# [YOUR INSTRUCTIONS]
Please output every record exactly, keeping each line as it is.

Interface dataset entries:
Start of Block
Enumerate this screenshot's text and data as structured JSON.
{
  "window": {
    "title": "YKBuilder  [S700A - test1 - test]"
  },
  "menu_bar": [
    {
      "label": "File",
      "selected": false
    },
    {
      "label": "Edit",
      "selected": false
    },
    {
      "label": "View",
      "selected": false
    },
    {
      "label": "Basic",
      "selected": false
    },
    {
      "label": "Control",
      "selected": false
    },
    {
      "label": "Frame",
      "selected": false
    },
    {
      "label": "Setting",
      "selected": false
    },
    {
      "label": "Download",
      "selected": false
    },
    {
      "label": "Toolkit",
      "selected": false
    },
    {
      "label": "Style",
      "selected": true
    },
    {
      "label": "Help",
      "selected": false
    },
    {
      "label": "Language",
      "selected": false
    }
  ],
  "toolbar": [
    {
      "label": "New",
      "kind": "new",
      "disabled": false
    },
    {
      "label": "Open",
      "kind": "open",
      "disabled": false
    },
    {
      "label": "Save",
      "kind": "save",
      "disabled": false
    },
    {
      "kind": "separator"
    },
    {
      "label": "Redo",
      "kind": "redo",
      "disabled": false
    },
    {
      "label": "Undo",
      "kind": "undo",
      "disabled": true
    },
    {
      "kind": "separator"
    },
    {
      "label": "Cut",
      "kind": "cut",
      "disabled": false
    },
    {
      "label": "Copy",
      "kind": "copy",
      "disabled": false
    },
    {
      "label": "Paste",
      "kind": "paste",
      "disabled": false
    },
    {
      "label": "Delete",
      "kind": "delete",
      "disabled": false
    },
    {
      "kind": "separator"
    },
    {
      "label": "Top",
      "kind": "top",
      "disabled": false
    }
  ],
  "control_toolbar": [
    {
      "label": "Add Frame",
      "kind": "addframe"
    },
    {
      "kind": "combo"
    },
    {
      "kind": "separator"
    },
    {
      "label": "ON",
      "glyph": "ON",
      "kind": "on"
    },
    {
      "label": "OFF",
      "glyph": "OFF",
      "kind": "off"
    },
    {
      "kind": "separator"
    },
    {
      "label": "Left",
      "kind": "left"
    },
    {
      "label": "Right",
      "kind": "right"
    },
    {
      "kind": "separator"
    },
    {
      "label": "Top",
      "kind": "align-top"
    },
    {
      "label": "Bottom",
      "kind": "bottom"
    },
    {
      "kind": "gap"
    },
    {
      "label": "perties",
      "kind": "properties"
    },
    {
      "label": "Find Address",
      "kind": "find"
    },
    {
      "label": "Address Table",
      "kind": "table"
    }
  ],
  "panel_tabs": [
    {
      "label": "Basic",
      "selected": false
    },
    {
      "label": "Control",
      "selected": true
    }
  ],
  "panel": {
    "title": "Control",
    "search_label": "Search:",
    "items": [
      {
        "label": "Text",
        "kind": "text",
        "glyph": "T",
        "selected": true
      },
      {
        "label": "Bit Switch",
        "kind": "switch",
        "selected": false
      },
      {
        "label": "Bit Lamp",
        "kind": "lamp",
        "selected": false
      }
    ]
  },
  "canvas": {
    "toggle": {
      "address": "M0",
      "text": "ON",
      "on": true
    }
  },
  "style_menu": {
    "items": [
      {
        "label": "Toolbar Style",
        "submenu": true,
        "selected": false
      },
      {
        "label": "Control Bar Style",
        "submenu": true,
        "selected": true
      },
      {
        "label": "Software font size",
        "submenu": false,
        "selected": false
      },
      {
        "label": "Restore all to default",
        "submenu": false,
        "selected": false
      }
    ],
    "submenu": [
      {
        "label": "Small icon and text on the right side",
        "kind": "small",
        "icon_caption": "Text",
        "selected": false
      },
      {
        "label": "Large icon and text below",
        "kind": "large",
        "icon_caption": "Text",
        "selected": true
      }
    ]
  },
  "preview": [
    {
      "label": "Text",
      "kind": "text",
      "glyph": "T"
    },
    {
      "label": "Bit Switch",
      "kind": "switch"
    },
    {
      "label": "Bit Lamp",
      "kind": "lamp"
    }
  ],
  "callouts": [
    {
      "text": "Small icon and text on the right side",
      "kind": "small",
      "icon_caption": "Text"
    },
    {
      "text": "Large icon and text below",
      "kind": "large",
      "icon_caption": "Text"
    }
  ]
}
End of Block
# [SOLUTION FOR THIS PROBLEM]
Enumerate this screenshot's text and data as structured JSON.
{
  "window": {
    "title": "YKBuilder  [S700A - test1 - test]"
  },
  "menu_bar": [
    {
      "label": "File",
      "selected": false
    },
    {
      "label": "Edit",
      "selected": false
    },
    {
      "label": "View",
      "selected": false
    },
    {
      "label": "Basic",
      "selected": false
    },
    {
      "label": "Control",
      "selected": false
    },
    {
      "label": "Frame",
      "selected": false
    },
    {
      "label": "Setting",
      "selected": false
    },
    {
      "label": "Download",
      "selected": false
    },
    {
      "label": "Toolkit",
      "selected": false
    },
    {
      "label": "Style",
      "selected": true
    },
    {
      "label": "Help",
      "selected": false
    },
    {
      "label": "Language",
      "selected": false
    }
  ],
  "toolbar": [
    {
      "label": "New",
      "kind": "new",
      "disabled": false
    },
    {
      "label": "Open",
      "kind": "open",
      "disabled": false
    },
    {
      "label": "Save",
      "kind": "save",
      "disabled": false
    },
    {
      "kind": "separator"
    },
    {
      "label": "Redo",
      "kind": "redo",
      "disabled": false
    },
    {
      "label": "Undo",
      "kind": "undo",
      "disabled": true
    },
    {
      "kind": "separator"
    },
    {
      "label": "Cut",
      "kind": "cut",
      "disabled": false
    },
    {
      "label": "Copy",
      "kind": "copy",
      "disabled": false
    },
    {
      "label": "Paste",
      "kind": "paste",
      "disabled": false
    },
    {
      "label": "Delete",
      "kind": "delete",
      "disabled": false
    },
    {
      "kind": "separator"
    },
    {
      "label": "Top",
      "kind": "top",
      "disabled": false
    }
  ],
  "control_toolbar": [
    {
      "label": "Add Frame",
      "kind": "addframe"
    },
    {
      "kind": "combo"
    },
    {
      "kind": "separator"
    },
    {
      "label": "ON",
      "glyph": "ON",
      "kind": "on"
    },
    {
      "label": "OFF",
      "glyph": "OFF",
      "kind": "off"
    },
    {
      "kind": "separator"
    },
    {
      "label": "Left",
      "kind": "left"
    },
    {
      "label": "Right",
      "kind": "right"
    },
    {
      "kind": "separator"
    },
    {
      "label": "Top",
      "kind": "align-top"
    },
    {
      "label": "Bottom",
      "kind": "bottom"
    },
    {
      "kind": "gap"
    },
    {
      "label": "perties",
      "kind": "properties"
    },
    {
      "label": "Find Address",
      "kind": "find"
    },
    {
      "label": "Address Table",
      "kind": "table"
    }
  ],
  "panel_tabs": [
    {
      "label": "Basic",
      "selected": false
    },
    {
      "label": "Control",
      "selected": true
    }
  ],
  "panel": {
    "title": "Control",
    "search_label": "Search:",
    "items": [
      {
        "label": "Text",
        "kind": "text",
        "glyph": "T",
        "selected": true
      },
      {
        "label": "Bit Switch",
        "kind": "switch",
        "selected": false
      },
      {
        "label": "Bit Lamp",
        "kind": "lamp",
        "selected": false
      }
    ]
  },
  "canvas": {
    "toggle": {
      "address": "M0",
      "text": "ON",
      "on": true
    }
  },
  "style_menu": {
    "items": [
      {
        "label": "Toolbar Style",
        "submenu": true,
        "selected": false
      },
      {
        "label": "Control Bar Style",
        "submenu": true,
        "selected": true
      },
      {
        "label": "Software font size",
        "submenu": false,
        "selected": false
      },
      {
        "label": "Restore all to default",
        "submenu": false,
        "selected": false
      }
    ],
    "submenu": [
      {
        "label": "Small icon and text on the right side",
        "kind": "small",
        "icon_caption": "Text",
        "selected": false
      },
      {
        "label": "Large icon and text below",
        "kind": "large",
        "icon_caption": "Text",
        "selected": true
      }
    ]
  },
  "preview": [
    {
      "label": "Text",
      "kind": "text",
      "glyph": "T"
    },
    {
      "label": "Bit Switch",
      "kind": "switch"
    },
    {
      "label": "Bit Lamp",
      "kind": "lamp"
    }
  ],
  "callouts": [
    {
      "text": "Small icon and text on the right side",
      "kind": "small",
      "icon_caption": "Text"
    },
    {
      "text": "Large icon and text below",
      "kind": "large",
      "icon_caption": "Text"
    }
  ]
}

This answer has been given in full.